BARBOLENUS of FOSSÉS, a monk at the Abbey of SS. Peter and Paul of Luxeuil (abbaye Saint-Pierre et Saint-Paul de Luxeuil). St. Barbolenus went on to serve as the first Abbot of the Abbey of St. Peter of Fossé / abbaye Saint-Pierre-du-Fossé (later the Abbey of St. Maurus / abbaye de Saint-Maur) in the present-day Saint-Maur-des-Fossés suburb of Paris. St. Barbolenus reposed circa 677.
CORBICAN, (Eighth Century), an Irishman who lived as an anchorite in Frisia (present-day Netherlands). St. Corbican was known for tirelessly helping the local populus.
DEODATUS of NOLA, a deacon to St. Paulinus of Nola (22nd June), then Archpriest of Nola, and lastly successor of St. Paulinus to the See of Nola. St. Deodatus reposed in 473. His feast day is variously listed as either the 26th or 27th of June.
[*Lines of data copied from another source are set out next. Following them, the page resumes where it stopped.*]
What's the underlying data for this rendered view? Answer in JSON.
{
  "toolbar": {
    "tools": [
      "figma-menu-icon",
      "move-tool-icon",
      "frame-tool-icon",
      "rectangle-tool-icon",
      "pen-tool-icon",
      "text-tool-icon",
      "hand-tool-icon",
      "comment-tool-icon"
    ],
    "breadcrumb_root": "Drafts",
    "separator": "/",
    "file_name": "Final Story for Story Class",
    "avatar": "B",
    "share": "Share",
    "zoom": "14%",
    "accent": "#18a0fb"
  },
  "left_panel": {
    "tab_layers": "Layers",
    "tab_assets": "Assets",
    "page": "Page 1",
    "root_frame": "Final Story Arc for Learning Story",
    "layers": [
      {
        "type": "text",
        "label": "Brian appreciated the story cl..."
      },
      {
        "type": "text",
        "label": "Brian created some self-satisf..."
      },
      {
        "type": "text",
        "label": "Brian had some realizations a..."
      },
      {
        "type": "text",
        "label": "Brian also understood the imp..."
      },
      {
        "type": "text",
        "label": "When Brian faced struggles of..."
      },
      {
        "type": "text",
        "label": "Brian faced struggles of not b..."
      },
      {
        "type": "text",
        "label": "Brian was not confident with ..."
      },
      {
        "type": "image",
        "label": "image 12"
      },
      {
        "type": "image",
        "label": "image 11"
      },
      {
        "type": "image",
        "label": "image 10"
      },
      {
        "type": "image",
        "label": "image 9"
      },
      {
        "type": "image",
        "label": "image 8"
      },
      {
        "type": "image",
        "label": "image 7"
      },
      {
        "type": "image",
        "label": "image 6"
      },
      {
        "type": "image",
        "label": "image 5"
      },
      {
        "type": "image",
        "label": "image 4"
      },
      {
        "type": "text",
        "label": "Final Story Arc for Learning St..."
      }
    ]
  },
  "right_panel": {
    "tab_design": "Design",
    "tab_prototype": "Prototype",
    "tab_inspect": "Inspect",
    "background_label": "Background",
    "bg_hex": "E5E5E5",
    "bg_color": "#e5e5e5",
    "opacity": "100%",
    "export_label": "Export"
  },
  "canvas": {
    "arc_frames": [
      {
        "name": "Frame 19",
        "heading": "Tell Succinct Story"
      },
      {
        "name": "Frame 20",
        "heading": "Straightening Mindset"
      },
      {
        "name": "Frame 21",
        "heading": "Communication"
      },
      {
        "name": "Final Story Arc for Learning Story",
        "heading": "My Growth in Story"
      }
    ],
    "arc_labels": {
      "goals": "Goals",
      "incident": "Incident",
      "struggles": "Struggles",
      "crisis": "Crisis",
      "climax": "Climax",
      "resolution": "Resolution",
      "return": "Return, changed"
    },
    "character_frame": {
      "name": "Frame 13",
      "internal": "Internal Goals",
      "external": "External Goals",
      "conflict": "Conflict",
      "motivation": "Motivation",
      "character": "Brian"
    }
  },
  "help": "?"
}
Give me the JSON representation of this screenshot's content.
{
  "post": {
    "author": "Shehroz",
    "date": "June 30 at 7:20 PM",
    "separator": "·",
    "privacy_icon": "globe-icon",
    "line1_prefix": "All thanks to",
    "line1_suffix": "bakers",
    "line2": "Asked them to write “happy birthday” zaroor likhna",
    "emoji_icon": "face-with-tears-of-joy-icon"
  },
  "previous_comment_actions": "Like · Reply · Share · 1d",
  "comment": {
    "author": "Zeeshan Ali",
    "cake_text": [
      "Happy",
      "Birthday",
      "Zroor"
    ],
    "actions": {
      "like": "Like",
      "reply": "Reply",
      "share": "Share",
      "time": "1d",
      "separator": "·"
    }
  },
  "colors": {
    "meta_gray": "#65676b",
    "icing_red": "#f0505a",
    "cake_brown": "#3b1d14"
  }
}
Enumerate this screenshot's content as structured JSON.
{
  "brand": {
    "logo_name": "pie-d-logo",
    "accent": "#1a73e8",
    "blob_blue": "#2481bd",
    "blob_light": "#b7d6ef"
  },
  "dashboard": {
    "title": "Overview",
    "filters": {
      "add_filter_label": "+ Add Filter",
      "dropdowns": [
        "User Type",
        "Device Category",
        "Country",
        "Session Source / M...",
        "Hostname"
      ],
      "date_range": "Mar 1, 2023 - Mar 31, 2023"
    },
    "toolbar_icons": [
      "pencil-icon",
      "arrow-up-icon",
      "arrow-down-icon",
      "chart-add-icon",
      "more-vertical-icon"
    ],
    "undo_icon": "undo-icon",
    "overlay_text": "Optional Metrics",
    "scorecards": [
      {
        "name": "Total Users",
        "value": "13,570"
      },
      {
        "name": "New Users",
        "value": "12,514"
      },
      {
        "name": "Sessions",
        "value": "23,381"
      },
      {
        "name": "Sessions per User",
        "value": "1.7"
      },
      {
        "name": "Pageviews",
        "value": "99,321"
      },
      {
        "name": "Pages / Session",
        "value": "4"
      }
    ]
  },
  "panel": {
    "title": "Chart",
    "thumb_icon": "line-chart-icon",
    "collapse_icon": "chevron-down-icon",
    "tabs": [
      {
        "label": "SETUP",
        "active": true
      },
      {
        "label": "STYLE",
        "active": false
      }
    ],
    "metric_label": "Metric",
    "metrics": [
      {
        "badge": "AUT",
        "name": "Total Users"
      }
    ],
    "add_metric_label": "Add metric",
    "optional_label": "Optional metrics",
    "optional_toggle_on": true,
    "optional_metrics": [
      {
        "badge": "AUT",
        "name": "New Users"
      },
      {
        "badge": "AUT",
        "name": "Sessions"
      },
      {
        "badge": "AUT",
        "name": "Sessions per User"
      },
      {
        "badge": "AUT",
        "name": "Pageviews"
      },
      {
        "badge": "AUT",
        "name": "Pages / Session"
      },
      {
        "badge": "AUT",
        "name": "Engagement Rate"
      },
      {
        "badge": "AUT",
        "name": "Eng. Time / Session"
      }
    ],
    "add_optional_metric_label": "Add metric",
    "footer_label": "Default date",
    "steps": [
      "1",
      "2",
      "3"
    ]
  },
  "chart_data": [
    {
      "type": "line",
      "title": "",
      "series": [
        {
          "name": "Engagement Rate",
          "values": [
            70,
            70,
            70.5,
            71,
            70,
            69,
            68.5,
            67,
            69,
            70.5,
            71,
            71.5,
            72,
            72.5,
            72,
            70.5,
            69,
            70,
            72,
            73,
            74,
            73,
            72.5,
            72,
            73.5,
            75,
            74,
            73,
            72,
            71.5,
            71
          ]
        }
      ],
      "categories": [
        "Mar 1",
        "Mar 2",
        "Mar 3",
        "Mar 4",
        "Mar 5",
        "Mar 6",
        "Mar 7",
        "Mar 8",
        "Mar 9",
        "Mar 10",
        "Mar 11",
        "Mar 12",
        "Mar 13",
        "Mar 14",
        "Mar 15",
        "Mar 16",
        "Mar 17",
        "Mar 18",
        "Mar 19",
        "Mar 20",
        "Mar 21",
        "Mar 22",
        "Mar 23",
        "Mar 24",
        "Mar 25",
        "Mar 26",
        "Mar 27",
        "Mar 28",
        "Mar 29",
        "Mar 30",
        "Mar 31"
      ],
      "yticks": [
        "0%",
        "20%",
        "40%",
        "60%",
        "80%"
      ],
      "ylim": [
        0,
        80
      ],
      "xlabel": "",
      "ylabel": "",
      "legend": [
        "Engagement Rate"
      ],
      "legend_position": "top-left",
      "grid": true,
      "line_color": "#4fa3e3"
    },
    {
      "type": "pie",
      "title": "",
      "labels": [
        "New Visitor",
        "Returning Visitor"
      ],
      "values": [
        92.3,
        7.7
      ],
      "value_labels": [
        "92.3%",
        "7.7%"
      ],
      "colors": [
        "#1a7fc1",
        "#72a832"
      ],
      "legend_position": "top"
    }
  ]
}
HERMOGIUS of TUY, the founder in 915 of the Monastery of Labrugia in Galicia (north-western Spain). St. Hermogius was captured by the Moors and taken to Córdoba (southern Spain), but was later freed. His nephew, St. Pelagius (vide infra), who was captured as well, was kept as a prisoner. St. Hermogius reposed circa 942.
JOHN and PAUL of ROME, (Date Unknown), two Martyrs who suffered in Rome.
MAXENTIUS (MAIXENT) of POITOU, a monk at a monastery in Poitou (west-central France), now called Saint-Maixent, where he later served as Abbot. He was held in high esteem by the local population, whom he protected from the invading barbarians. St. Maxentius reposed in 515.
PELAGIUS (PELAYO) of CÓRDOBA, a youth and nephew of St. Hermogius of Tuy (vide supra). St. Pelagius was captured by the Moors with his uncle, but was not freed with him. He was offered freedom and other rewards only if he would accept Islam. For three years he steadfastly refused to renounce the True Faith, finally he was tortured, which he endured for six hours before finally reposing in 925. His relics were translated to León (Spain) in 967, and Oviedo (Spain) in 985.
PERSEVERANDA (PECINNA, PEZAINE) of POITIERS, a holy virgin from Spain who, with her sisters Macrina and Columba, travelled to Poitiers (western France) where they founded a convent. While fleeing from a robber, circa 726, Perseveranda died at a place now called, Sainte-Pezaine, after her.
SALVIUS and SUPERIUS, Salvius was a bishop near Angouleme in France who was sent to Valenciennes (northern France) to enlighten the Flemish. A local noble took exception to his mission, and circa 768 murdered St. Salvius. He was hastily buried beneath a martyred companion. When the relics were discovered his anonymous companion was found first and thus called Superius (Above).
VIGILIUS of TRENT, a Roman noble who studied in Athens, and then settled, circa 380, in the area of Trent (north-eastern Italy). He was chosen by the locals to serve as the first Bishop of Trent in 387, and he more or less succeeded in uprooting paganism from his See. St. Vigilius was stoned to death in the nearby Val di Rendena for overturning a statue of Saturn, 405.
Prior to the Schism the Patriarchate of Rome was Orthodox, and fully in communion with the Orthodox Church. As Saint John of Shanghai and San Francisco +1966 said “The West was Orthodox for a thousand years, and her venerable Liturgy is far older than any of her heresies”.
In many cases there are several spelling versions of the names of saints from the British Isles. I use the Oxford Dictionary of National Biography version as the primary version with the more prevalent version in parenthesis e.g. Ceadda (Chad) of Lichfield.